◆ Input
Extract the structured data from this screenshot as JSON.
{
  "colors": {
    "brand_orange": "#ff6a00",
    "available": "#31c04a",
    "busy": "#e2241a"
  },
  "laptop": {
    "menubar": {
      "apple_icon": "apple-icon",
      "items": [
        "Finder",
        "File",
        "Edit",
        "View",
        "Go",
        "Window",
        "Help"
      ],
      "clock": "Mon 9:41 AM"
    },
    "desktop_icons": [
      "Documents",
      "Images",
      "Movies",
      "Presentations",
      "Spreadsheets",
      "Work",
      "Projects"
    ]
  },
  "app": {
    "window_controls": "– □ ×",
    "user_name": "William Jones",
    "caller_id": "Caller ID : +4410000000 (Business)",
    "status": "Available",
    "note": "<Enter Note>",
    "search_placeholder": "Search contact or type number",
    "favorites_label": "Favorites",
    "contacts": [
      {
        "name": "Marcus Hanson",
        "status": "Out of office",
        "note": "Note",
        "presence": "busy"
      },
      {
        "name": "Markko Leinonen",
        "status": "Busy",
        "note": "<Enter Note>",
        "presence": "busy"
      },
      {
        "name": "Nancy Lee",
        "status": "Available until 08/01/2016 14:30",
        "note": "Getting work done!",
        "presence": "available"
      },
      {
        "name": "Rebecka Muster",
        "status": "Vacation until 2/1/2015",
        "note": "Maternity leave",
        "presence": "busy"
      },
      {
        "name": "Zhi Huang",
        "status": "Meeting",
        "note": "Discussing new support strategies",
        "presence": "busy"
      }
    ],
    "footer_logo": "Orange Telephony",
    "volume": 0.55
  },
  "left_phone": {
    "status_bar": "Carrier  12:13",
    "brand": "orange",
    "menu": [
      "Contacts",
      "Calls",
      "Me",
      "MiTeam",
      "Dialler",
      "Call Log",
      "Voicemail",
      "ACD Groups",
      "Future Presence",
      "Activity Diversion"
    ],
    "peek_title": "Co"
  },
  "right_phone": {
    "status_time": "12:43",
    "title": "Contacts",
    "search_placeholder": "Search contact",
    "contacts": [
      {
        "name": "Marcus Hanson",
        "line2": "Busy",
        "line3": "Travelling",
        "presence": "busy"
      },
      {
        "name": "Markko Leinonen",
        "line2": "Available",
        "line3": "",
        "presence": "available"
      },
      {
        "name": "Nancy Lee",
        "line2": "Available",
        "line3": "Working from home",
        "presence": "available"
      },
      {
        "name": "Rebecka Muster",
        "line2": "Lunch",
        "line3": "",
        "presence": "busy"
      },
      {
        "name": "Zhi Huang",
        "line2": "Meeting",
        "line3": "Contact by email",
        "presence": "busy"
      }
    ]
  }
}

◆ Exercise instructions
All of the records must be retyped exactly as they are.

◆ Exercise solution
Extract the structured data from this screenshot as JSON.
{
  "colors": {
    "brand_orange": "#ff6a00",
    "available": "#31c04a",
    "busy": "#e2241a"
  },
  "laptop": {
    "menubar": {
      "apple_icon": "apple-icon",
      "items": [
        "Finder",
        "File",
        "Edit",
        "View",
        "Go",
        "Window",
        "Help"
      ],
      "clock": "Mon 9:41 AM"
    },
    "desktop_icons": [
      "Documents",
      "Images",
      "Movies",
      "Presentations",
      "Spreadsheets",
      "Work",
      "Projects"
    ]
  },
  "app": {
    "window_controls": "– □ ×",
    "user_name": "William Jones",
    "caller_id": "Caller ID : +4410000000 (Business)",
    "status": "Available",
    "note": "<Enter Note>",
    "search_placeholder": "Search contact or type number",
    "favorites_label": "Favorites",
    "contacts": [
      {
        "name": "Marcus Hanson",
        "status": "Out of office",
        "note": "Note",
        "presence": "busy"
      },
      {
        "name": "Markko Leinonen",
        "status": "Busy",
        "note": "<Enter Note>",
        "presence": "busy"
      },
      {
        "name": "Nancy Lee",
        "status": "Available until 08/01/2016 14:30",
        "note": "Getting work done!",
        "presence": "available"
      },
      {
        "name": "Rebecka Muster",
        "status": "Vacation until 2/1/2015",
        "note": "Maternity leave",
        "presence": "busy"
      },
      {
        "name": "Zhi Huang",
        "status": "Meeting",
        "note": "Discussing new support strategies",
        "presence": "busy"
      }
    ],
    "footer_logo": "Orange Telephony",
    "volume": 0.55
  },
  "left_phone": {
    "status_bar": "Carrier  12:13",
    "brand": "orange",
    "menu": [
      "Contacts",
      "Calls",
      "Me",
      "MiTeam",
      "Dialler",
      "Call Log",
      "Voicemail",
      "ACD Groups",
      "Future Presence",
      "Activity Diversion"
    ],
    "peek_title": "Co"
  },
  "right_phone": {
    "status_time": "12:43",
    "title": "Contacts",
    "search_placeholder": "Search contact",
    "contacts": [
      {
        "name": "Marcus Hanson",
        "line2": "Busy",
        "line3": "Travelling",
        "presence": "busy"
      },
      {
        "name": "Markko Leinonen",
        "line2": "Available",
        "line3": "",
        "presence": "available"
      },
      {
        "name": "Nancy Lee",
        "line2": "Available",
        "line3": "Working from home",
        "presence": "available"
      },
      {
        "name": "Rebecka Muster",
        "line2": "Lunch",
        "line3": "",
        "presence": "busy"
      },
      {
        "name": "Zhi Huang",
        "line2": "Meeting",
        "line3": "Contact by email",
        "presence": "busy"
      }
    ]
  }
}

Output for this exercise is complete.